==== Input for this task ====

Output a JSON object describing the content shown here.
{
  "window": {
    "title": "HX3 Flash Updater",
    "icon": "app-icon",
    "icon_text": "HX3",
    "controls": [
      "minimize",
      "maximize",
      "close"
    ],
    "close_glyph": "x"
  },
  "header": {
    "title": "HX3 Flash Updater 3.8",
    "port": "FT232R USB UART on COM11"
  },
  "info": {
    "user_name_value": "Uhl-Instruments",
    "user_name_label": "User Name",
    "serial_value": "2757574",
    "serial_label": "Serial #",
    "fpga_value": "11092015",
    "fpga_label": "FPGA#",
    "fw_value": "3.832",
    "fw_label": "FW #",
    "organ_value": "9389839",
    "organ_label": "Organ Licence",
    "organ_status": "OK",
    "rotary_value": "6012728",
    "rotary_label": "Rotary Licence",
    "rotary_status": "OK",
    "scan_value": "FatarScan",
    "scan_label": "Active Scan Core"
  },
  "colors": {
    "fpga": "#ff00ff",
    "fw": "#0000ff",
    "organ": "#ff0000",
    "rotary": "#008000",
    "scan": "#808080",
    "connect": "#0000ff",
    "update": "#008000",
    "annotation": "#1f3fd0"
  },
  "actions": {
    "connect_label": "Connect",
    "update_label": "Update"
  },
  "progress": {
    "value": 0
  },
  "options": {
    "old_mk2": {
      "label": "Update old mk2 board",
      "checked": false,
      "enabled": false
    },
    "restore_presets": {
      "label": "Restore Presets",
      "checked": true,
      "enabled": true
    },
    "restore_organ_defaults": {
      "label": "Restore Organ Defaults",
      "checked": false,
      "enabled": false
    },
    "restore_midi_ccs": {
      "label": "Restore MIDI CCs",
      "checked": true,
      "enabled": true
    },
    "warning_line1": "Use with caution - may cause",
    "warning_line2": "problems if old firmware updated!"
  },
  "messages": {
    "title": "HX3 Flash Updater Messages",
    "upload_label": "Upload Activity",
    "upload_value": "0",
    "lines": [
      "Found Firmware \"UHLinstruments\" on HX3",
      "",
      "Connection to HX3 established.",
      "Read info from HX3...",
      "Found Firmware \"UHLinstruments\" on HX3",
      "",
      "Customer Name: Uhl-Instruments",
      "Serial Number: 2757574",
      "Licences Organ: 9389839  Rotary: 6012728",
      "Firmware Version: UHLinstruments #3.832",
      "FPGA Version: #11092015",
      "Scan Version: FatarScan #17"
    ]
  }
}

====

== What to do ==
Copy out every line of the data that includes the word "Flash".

== Response area ==
    "title": "HX3 Flash Updater",
    "title": "HX3 Flash Updater 3.8",
    "title": "HX3 Flash Updater Messages",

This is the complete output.